• _YOUR ASSIGNMENT_
I need all the entries repeated exactly as written.

• _RECORDS SHOWN_
────────────────────

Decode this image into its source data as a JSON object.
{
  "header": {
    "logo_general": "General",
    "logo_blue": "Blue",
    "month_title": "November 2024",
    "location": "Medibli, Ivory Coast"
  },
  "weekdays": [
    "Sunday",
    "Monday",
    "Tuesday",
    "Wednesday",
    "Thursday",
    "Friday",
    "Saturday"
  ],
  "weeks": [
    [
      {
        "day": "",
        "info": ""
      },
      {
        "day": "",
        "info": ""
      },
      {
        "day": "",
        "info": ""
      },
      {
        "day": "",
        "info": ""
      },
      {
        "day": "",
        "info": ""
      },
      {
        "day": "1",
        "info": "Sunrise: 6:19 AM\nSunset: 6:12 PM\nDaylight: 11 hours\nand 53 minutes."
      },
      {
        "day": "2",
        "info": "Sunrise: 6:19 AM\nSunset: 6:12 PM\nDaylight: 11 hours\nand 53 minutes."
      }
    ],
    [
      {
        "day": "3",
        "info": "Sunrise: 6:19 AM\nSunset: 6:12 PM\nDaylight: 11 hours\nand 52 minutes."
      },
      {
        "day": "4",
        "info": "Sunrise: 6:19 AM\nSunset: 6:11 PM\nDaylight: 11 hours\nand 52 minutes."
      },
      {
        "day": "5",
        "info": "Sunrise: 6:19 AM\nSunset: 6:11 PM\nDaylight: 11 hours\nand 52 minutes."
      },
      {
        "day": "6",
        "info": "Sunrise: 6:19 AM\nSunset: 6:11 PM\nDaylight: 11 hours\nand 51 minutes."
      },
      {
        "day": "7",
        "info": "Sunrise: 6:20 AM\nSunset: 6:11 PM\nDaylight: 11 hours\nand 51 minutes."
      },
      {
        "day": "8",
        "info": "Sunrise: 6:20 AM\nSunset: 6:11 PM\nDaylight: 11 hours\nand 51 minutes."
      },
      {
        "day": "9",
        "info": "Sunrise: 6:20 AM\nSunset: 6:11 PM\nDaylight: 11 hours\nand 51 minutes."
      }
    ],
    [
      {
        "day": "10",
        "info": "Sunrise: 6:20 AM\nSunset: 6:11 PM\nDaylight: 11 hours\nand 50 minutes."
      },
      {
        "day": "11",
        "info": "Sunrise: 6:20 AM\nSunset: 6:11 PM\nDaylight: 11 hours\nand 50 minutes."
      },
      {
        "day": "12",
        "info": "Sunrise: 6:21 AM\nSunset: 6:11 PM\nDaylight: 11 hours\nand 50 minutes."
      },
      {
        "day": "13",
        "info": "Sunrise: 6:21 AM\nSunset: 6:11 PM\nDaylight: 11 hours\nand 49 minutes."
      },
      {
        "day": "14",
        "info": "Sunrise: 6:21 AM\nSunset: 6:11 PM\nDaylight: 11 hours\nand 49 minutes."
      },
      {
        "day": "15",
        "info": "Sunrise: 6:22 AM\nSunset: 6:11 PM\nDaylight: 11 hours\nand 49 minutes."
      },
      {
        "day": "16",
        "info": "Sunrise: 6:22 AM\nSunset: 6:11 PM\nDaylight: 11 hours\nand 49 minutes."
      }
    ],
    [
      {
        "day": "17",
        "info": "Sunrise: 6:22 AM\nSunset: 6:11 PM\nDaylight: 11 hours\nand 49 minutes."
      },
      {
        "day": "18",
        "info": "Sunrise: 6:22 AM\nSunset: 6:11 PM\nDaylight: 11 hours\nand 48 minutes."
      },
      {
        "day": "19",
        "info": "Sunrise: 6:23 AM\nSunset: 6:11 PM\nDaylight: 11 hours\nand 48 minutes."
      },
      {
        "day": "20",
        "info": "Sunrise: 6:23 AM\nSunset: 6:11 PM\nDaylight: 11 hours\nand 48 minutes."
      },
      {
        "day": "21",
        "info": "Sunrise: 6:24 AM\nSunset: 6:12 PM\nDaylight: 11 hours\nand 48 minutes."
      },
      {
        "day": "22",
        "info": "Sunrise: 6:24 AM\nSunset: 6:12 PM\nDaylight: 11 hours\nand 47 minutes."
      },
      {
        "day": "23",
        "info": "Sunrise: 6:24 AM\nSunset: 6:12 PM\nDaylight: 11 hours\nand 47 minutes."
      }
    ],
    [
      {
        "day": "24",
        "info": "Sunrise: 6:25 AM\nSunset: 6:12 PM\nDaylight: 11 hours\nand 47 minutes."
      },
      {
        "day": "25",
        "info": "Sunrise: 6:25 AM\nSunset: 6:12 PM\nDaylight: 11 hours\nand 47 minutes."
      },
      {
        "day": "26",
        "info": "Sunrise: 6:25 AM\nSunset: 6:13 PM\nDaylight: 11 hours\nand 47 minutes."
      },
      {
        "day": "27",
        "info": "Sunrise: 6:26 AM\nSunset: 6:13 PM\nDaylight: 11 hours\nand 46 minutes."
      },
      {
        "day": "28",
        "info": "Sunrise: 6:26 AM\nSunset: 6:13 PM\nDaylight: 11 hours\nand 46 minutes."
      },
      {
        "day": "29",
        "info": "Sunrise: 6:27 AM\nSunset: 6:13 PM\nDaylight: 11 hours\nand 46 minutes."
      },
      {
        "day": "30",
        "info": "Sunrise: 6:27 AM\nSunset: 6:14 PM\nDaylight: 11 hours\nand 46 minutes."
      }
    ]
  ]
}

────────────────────

• _TASK ANSWER_
Decode this image into its source data as a JSON object.
{
  "header": {
    "logo_general": "General",
    "logo_blue": "Blue",
    "month_title": "November 2024",
    "location": "Medibli, Ivory Coast"
  },
  "weekdays": [
    "Sunday",
    "Monday",
    "Tuesday",
    "Wednesday",
    "Thursday",
    "Friday",
    "Saturday"
  ],
  "weeks": [
    [
      {
        "day": "",
        "info": ""
      },
      {
        "day": "",
        "info": ""
      },
      {
        "day": "",
        "info": ""
      },
      {
        "day": "",
        "info": ""
      },
      {
        "day": "",
        "info": ""
      },
      {
        "day": "1",
        "info": "Sunrise: 6:19 AM\nSunset: 6:12 PM\nDaylight: 11 hours\nand 53 minutes."
      },
      {
        "day": "2",
        "info": "Sunrise: 6:19 AM\nSunset: 6:12 PM\nDaylight: 11 hours\nand 53 minutes."
      }
    ],
    [
      {
        "day": "3",
        "info": "Sunrise: 6:19 AM\nSunset: 6:12 PM\nDaylight: 11 hours\nand 52 minutes."
      },
      {
        "day": "4",
        "info": "Sunrise: 6:19 AM\nSunset: 6:11 PM\nDaylight: 11 hours\nand 52 minutes."
      },
      {
        "day": "5",
        "info": "Sunrise: 6:19 AM\nSunset: 6:11 PM\nDaylight: 11 hours\nand 52 minutes."
      },
      {
        "day": "6",
        "info": "Sunrise: 6:19 AM\nSunset: 6:11 PM\nDaylight: 11 hours\nand 51 minutes."
      },
      {
        "day": "7",
        "info": "Sunrise: 6:20 AM\nSunset: 6:11 PM\nDaylight: 11 hours\nand 51 minutes."
      },
      {
        "day": "8",
        "info": "Sunrise: 6:20 AM\nSunset: 6:11 PM\nDaylight: 11 hours\nand 51 minutes."
      },
      {
        "day": "9",
        "info": "Sunrise: 6:20 AM\nSunset: 6:11 PM\nDaylight: 11 hours\nand 51 minutes."
      }
    ],
    [
      {
        "day": "10",
        "info": "Sunrise: 6:20 AM\nSunset: 6:11 PM\nDaylight: 11 hours\nand 50 minutes."
      },
      {
        "day": "11",
        "info": "Sunrise: 6:20 AM\nSunset: 6:11 PM\nDaylight: 11 hours\nand 50 minutes."
      },
      {
        "day": "12",
        "info": "Sunrise: 6:21 AM\nSunset: 6:11 PM\nDaylight: 11 hours\nand 50 minutes."
      },
      {
        "day": "13",
        "info": "Sunrise: 6:21 AM\nSunset: 6:11 PM\nDaylight: 11 hours\nand 49 minutes."
      },
      {
        "day": "14",
        "info": "Sunrise: 6:21 AM\nSunset: 6:11 PM\nDaylight: 11 hours\nand 49 minutes."
      },
      {
        "day": "15",
        "info": "Sunrise: 6:22 AM\nSunset: 6:11 PM\nDaylight: 11 hours\nand 49 minutes."
      },
      {
        "day": "16",
        "info": "Sunrise: 6:22 AM\nSunset: 6:11 PM\nDaylight: 11 hours\nand 49 minutes."
      }
    ],
    [
      {
        "day": "17",
        "info": "Sunrise: 6:22 AM\nSunset: 6:11 PM\nDaylight: 11 hours\nand 49 minutes."
      },
      {
        "day": "18",
        "info": "Sunrise: 6:22 AM\nSunset: 6:11 PM\nDaylight: 11 hours\nand 48 minutes."
      },
      {
        "day": "19",
        "info": "Sunrise: 6:23 AM\nSunset: 6:11 PM\nDaylight: 11 hours\nand 48 minutes."
      },
      {
        "day": "20",
        "info": "Sunrise: 6:23 AM\nSunset: 6:11 PM\nDaylight: 11 hours\nand 48 minutes."
      },
      {
        "day": "21",
        "info": "Sunrise: 6:24 AM\nSunset: 6:12 PM\nDaylight: 11 hours\nand 48 minutes."
      },
      {
        "day": "22",
        "info": "Sunrise: 6:24 AM\nSunset: 6:12 PM\nDaylight: 11 hours\nand 47 minutes."
      },
      {
        "day": "23",
        "info": "Sunrise: 6:24 AM\nSunset: 6:12 PM\nDaylight: 11 hours\nand 47 minutes."
      }
    ],
    [
      {
        "day": "24",
        "info": "Sunrise: 6:25 AM\nSunset: 6:12 PM\nDaylight: 11 hours\nand 47 minutes."
      },
      {
        "day": "25",
        "info": "Sunrise: 6:25 AM\nSunset: 6:12 PM\nDaylight: 11 hours\nand 47 minutes."
      },
      {
        "day": "26",
        "info": "Sunrise: 6:25 AM\nSunset: 6:13 PM\nDaylight: 11 hours\nand 47 minutes."
      },
      {
        "day": "27",
        "info": "Sunrise: 6:26 AM\nSunset: 6:13 PM\nDaylight: 11 hours\nand 46 minutes."
      },
      {
        "day": "28",
        "info": "Sunrise: 6:26 AM\nSunset: 6:13 PM\nDaylight: 11 hours\nand 46 minutes."
      },
      {
        "day": "29",
        "info": "Sunrise: 6:27 AM\nSunset: 6:13 PM\nDaylight: 11 hours\nand 46 minutes."
      },
      {
        "day": "30",
        "info": "Sunrise: 6:27 AM\nSunset: 6:14 PM\nDaylight: 11 hours\nand 46 minutes."
      }
    ]
  ]
}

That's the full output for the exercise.